Based on this discussion and the induction of cdc2 and cyclin B1 in AD neurons, it appears that neuronal death in AD proceeds via an active, rather than passive, mechanism, with NFT constituting a byproduct of the destructive cascade. Two M-phase regulators of cdc2, the wee-1 tyrosine kinase and the cdc25 phosphatase (for review, seeColeman and Dunphy, 1994) are now proven MPM-2 phosphoproteins (Kuang et al., 1994; Mueller et al., 1995). It is reasonable to speculate that these proteins are candidate MPM-2 antigens in NFT-containing neurons as well. Studies of these and other upstream regulators and downstream effectors of cdc2/cyclin B1 in brain would help delineate the mechanism involved in neurofibrillary pathology and neurodegeneration in AD.
This work was supported by National Institute of Mental Health Grants 38623 and AG06803. We thank J. Wang for purified cdk5; M. Goedert for clone Tau40; A. Rajan for BW1100 mouse lymphoma cells; Michael Cammer of the AECOM Ultrastructural Analysis Facility for his technical advice; P. Davies for his helpful discussions of the experiments and the manuscript; C. Weaver for assisting with the analysis of mouse brain sections; and B. Norton, F.-C. Chiu, and T. R. Kollmann for reviewing the manuscript and for their valuable advice and criticism.

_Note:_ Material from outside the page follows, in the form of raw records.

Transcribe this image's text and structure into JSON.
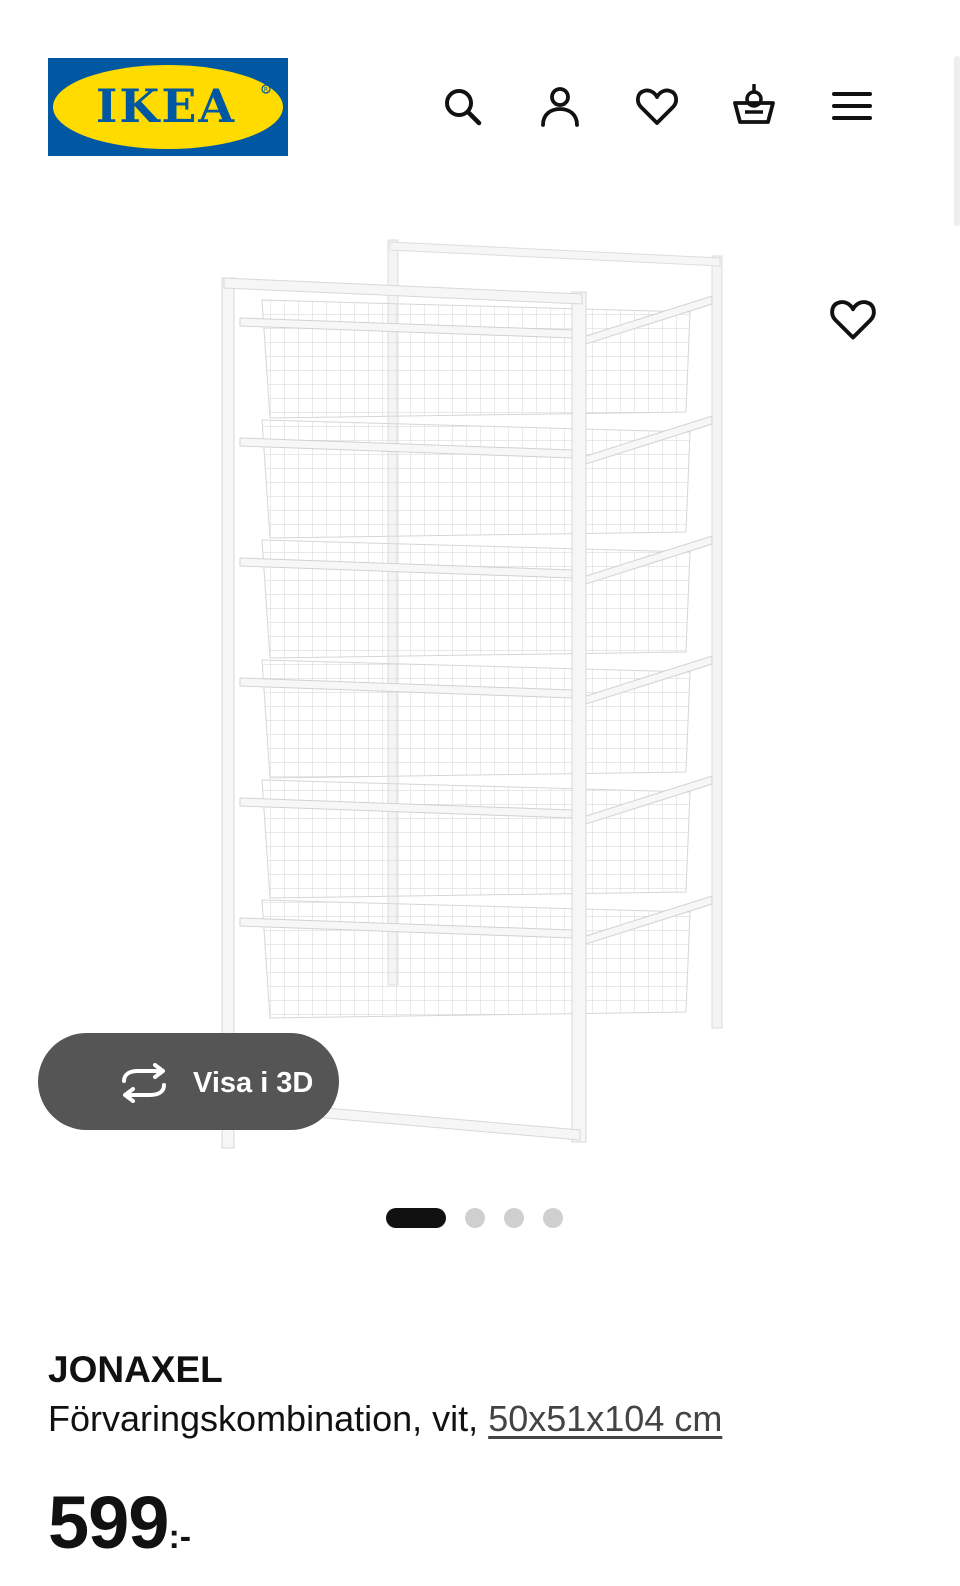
{
  "header": {
    "logo_text": "IKEA",
    "brand_colors": {
      "blue": "#0058a3",
      "yellow": "#ffdb00"
    },
    "icons": [
      "search-icon",
      "profile-icon",
      "heart-icon",
      "basket-icon",
      "menu-icon"
    ]
  },
  "gallery": {
    "view3d_label": "Visa i 3D",
    "view3d_icon": "rotate-icon",
    "favorite_icon": "heart-icon",
    "dot_count": 4,
    "active_dot": 1
  },
  "product": {
    "name": "JONAXEL",
    "description": "Förvaringskombination, vit, ",
    "size": "50x51x104 cm",
    "price": "599",
    "price_suffix": ":-"
  },
  "colors": {
    "view3d_bg": "#555555",
    "dot_active": "#111111",
    "dot_inactive": "#cfcfcf"
  }
}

Correspondence should be addressed to Dr. Inez Vincent, Department of Pathology, F518, Albert Einstein College of Medicine, 1300 Morris Park Avenue, Bronx, NY, 10461.